EXERCISE DETAILS
What lines below include the string "this"? Pick them out and copy them.

++++++

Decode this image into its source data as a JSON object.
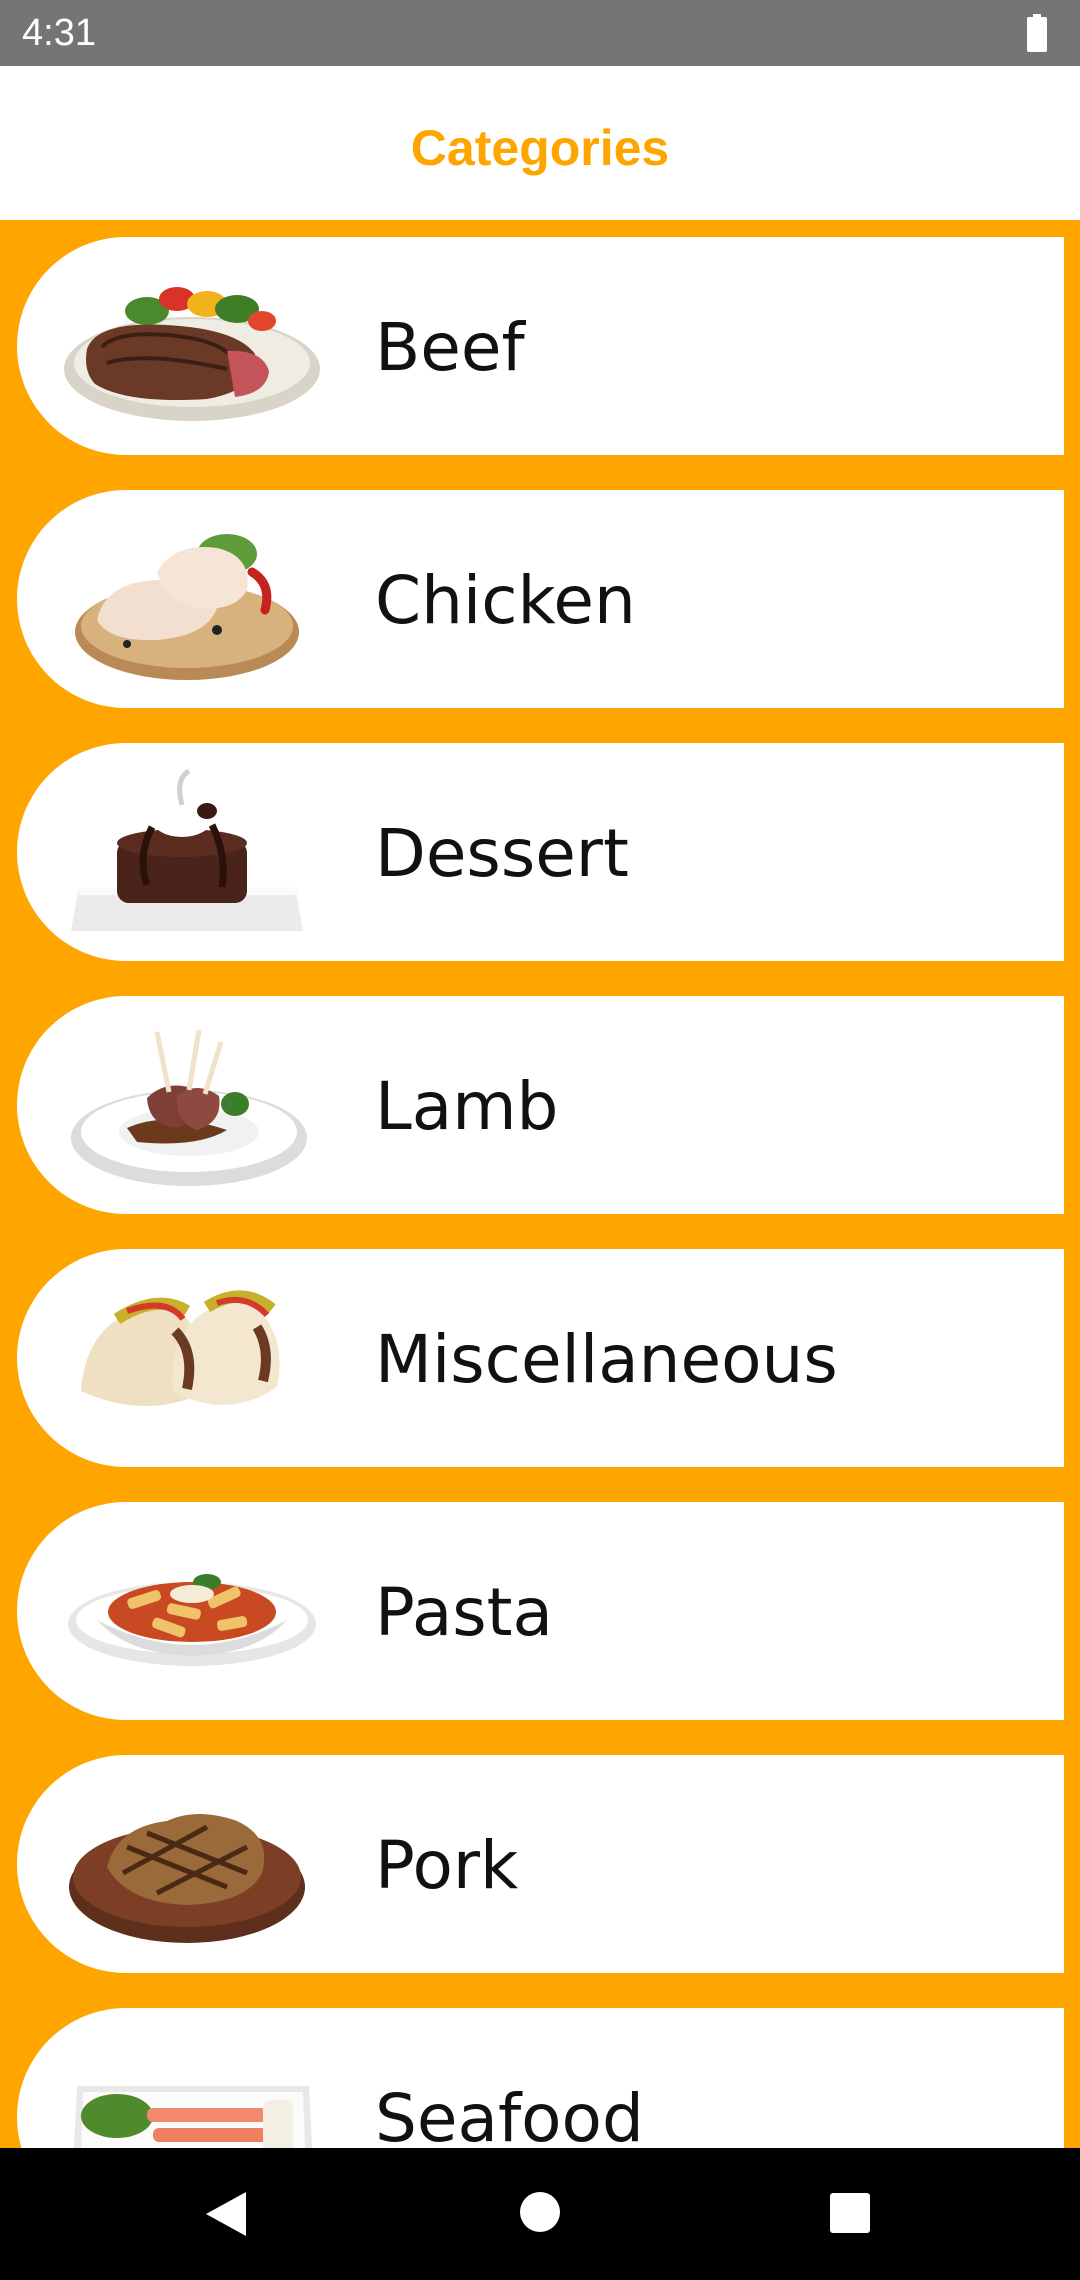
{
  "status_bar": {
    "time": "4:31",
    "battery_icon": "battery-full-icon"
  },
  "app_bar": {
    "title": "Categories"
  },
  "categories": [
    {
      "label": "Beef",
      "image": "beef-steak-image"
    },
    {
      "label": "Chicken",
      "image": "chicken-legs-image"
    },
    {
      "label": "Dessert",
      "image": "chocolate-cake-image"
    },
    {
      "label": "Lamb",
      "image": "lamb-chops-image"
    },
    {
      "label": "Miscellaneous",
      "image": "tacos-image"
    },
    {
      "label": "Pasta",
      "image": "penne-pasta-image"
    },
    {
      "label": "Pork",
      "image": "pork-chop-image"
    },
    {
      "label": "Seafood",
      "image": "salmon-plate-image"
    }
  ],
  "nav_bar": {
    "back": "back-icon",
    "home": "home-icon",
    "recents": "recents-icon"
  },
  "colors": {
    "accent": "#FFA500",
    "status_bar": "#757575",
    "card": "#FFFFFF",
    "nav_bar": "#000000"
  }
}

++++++

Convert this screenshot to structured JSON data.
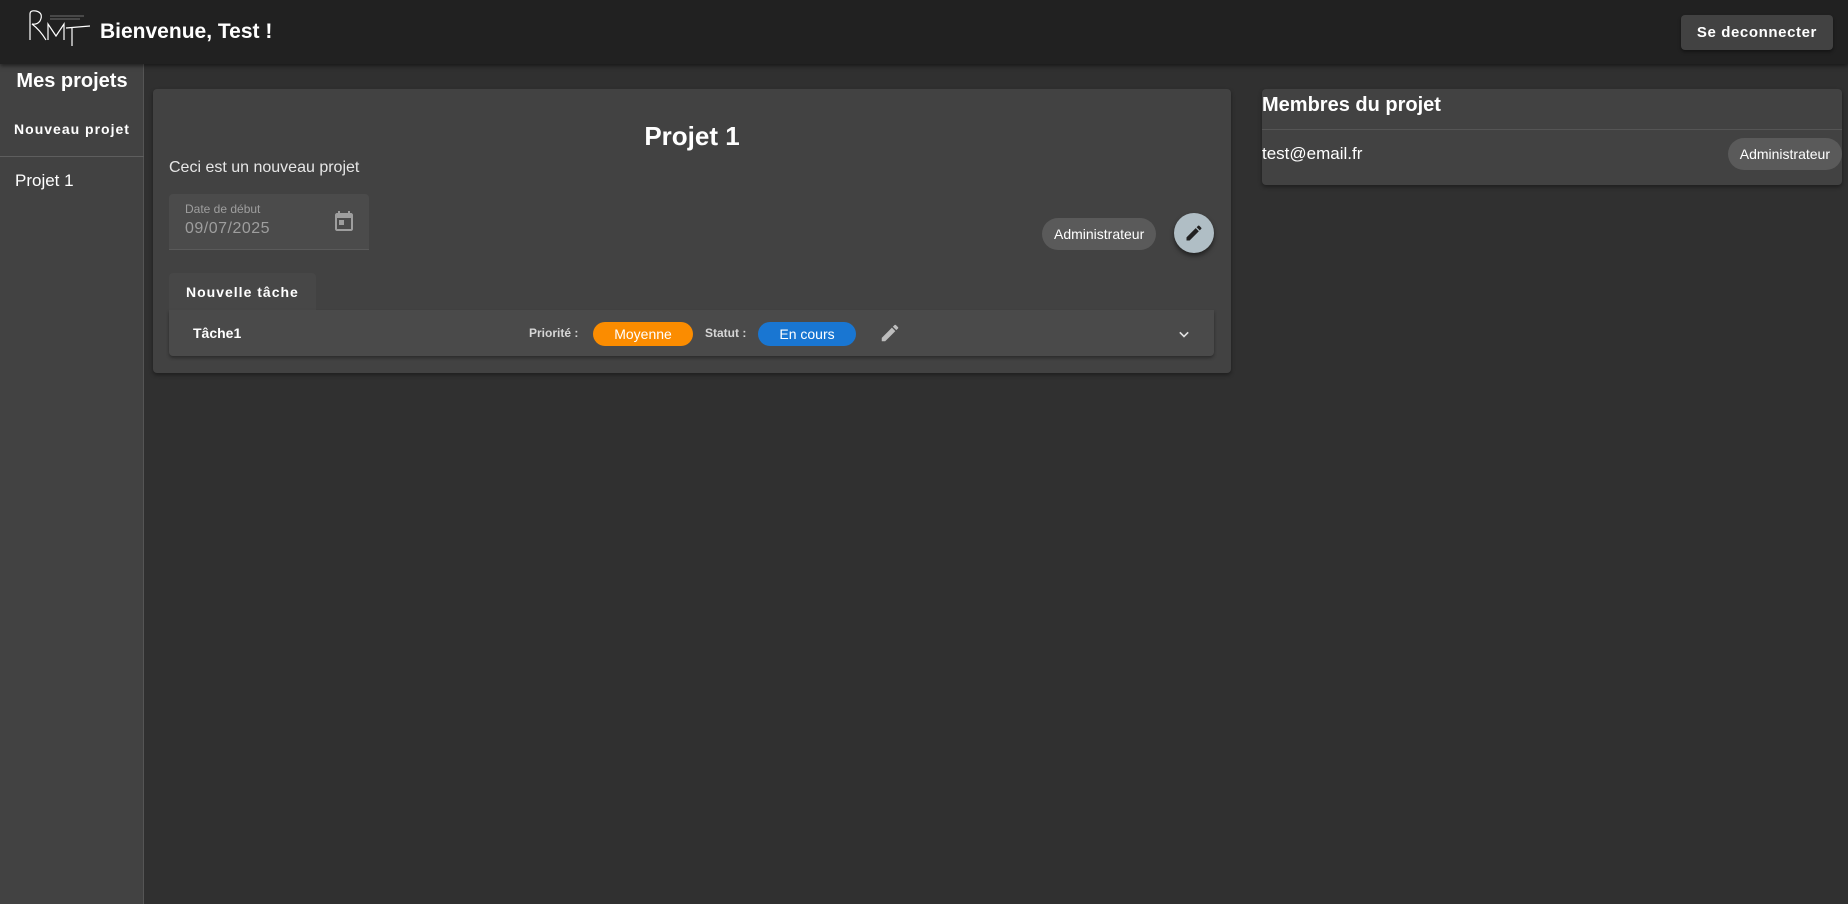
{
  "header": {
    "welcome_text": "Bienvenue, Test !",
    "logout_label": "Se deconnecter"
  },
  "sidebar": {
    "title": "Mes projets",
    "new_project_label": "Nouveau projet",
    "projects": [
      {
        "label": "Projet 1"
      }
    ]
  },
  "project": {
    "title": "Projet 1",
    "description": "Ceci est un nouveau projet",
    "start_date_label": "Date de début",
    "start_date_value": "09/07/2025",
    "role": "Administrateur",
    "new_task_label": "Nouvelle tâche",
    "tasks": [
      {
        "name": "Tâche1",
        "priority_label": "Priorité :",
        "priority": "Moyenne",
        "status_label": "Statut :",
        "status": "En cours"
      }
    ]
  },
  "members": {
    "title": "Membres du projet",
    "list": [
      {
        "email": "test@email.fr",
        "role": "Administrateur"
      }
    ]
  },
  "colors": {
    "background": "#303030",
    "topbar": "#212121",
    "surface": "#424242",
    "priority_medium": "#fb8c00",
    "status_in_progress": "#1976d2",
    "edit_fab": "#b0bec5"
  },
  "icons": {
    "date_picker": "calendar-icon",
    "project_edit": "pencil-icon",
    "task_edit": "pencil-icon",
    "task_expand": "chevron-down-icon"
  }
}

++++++

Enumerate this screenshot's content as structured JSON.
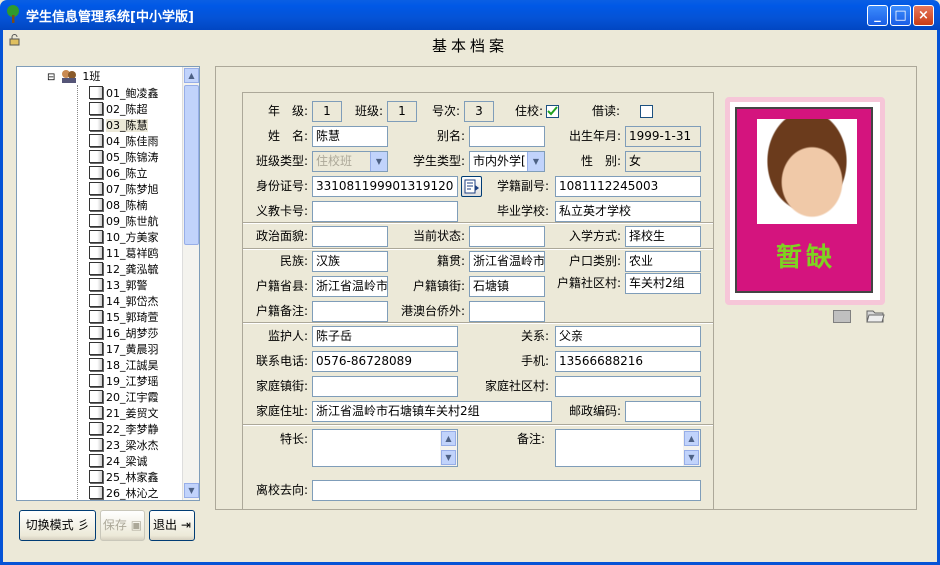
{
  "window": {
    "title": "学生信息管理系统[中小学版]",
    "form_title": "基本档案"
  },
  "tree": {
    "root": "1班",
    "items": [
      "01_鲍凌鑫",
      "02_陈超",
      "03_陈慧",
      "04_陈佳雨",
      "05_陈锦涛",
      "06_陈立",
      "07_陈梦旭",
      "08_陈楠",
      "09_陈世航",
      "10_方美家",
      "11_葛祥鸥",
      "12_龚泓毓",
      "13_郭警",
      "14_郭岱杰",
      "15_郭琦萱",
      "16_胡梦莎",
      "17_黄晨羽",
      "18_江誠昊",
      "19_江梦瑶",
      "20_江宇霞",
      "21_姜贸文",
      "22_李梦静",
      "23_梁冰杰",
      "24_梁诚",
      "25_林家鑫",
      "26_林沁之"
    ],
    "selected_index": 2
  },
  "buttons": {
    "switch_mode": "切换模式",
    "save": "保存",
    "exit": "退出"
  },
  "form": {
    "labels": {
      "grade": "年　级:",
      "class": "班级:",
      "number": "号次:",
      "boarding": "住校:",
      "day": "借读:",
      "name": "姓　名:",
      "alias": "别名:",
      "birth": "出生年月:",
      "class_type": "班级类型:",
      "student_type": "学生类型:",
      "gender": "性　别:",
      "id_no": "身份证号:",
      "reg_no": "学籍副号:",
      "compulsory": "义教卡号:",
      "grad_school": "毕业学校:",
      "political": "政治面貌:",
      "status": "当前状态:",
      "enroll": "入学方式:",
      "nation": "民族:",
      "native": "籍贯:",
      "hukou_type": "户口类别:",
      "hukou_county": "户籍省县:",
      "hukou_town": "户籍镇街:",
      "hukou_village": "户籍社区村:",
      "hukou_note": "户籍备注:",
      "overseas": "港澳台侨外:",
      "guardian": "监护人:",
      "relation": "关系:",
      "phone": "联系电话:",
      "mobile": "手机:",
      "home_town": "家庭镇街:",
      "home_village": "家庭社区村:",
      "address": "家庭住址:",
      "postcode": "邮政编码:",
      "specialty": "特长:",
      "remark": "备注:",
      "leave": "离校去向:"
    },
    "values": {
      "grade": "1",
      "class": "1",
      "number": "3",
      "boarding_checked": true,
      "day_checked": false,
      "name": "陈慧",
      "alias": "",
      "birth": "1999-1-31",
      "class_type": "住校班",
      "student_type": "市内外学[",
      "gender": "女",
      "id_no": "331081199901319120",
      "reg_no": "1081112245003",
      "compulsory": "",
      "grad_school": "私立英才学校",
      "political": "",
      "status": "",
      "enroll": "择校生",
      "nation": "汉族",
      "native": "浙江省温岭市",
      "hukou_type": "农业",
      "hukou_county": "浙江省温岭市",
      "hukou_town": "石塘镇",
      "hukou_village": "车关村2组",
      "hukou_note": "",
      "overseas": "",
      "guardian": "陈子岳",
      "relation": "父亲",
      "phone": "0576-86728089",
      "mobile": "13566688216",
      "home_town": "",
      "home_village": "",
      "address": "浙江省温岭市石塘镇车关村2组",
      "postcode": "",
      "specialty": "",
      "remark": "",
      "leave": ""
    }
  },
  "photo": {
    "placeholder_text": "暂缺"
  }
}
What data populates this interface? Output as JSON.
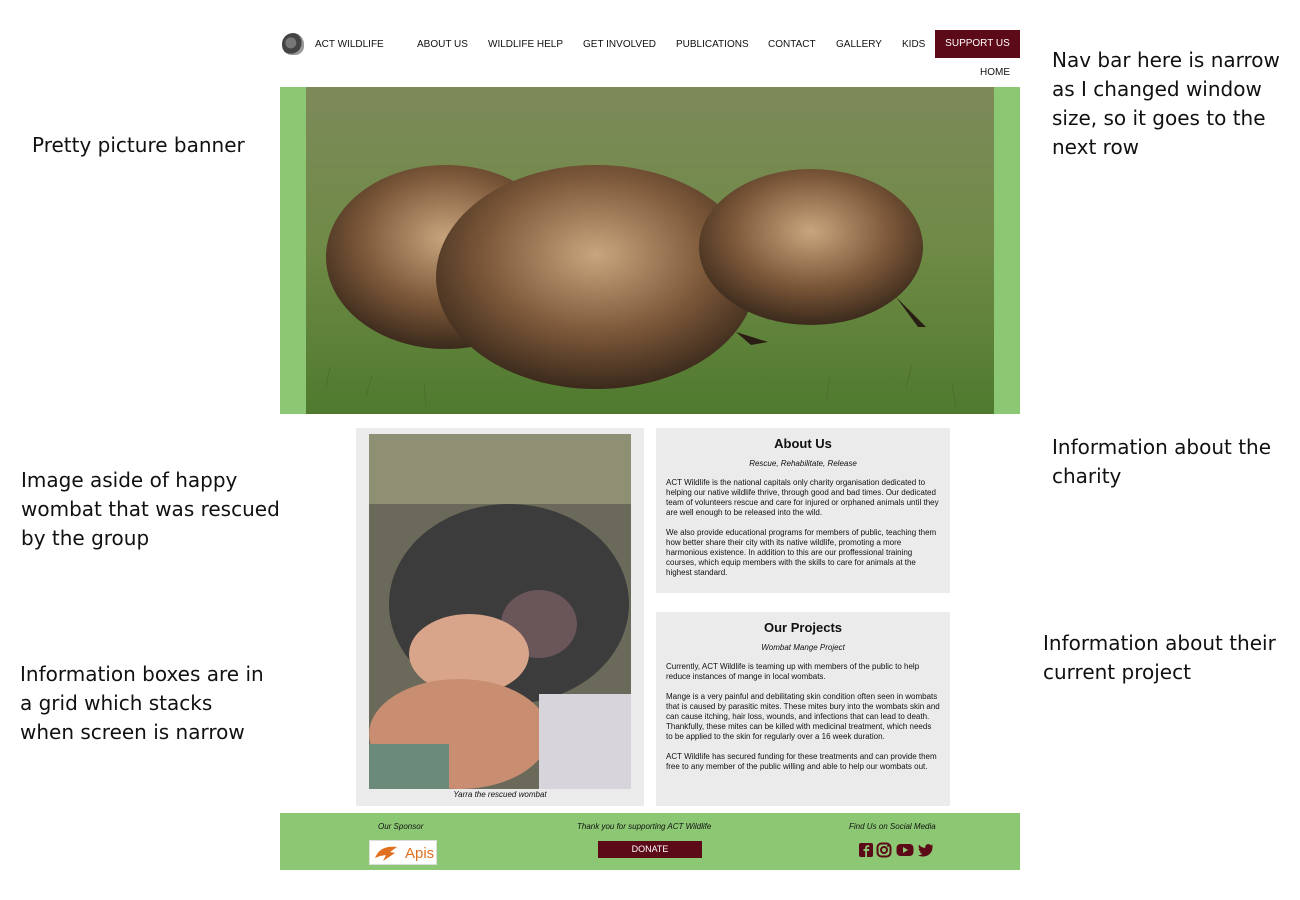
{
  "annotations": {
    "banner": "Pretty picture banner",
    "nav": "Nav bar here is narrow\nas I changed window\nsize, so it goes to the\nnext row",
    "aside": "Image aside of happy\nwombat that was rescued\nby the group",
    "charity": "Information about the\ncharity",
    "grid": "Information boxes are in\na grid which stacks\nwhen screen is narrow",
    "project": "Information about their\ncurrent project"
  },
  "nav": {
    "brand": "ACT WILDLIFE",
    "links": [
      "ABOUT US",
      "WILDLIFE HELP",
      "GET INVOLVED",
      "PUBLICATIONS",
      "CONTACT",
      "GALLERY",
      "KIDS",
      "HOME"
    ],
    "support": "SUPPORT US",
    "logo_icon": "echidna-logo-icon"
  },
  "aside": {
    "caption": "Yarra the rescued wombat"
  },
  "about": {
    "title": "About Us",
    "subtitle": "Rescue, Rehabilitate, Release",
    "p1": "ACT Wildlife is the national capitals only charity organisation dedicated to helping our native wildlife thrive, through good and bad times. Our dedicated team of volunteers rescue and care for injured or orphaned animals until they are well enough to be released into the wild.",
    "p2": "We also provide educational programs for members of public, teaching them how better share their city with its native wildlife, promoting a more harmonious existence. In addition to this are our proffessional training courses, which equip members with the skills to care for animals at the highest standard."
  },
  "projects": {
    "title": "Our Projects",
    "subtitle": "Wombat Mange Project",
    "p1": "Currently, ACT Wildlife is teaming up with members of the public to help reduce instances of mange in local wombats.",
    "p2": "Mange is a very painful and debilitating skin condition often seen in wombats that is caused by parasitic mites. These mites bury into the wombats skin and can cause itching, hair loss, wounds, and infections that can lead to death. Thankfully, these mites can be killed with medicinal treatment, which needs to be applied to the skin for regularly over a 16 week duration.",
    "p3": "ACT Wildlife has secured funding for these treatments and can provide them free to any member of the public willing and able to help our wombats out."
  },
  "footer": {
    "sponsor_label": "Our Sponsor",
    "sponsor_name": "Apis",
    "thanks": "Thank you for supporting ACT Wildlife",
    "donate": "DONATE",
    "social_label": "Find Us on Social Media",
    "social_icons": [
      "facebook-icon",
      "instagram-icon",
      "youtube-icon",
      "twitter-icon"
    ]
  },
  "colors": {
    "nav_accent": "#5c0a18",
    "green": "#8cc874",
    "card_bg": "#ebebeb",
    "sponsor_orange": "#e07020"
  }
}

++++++

WRITTEN SOLUTION
Decode this image into its source data as a JSON object.
Convert this screenshot to structured JSON data.
Enumerate this screenshot's content as structured JSON.
What data populates this interface? Output as JSON.
    "p2": "We also provide educational programs for members of public, teaching them how better share their city with its native wildlife, promoting a more harmonious existence. In addition to this are our proffessional training courses, which equip members with the skills to care for animals at the highest standard."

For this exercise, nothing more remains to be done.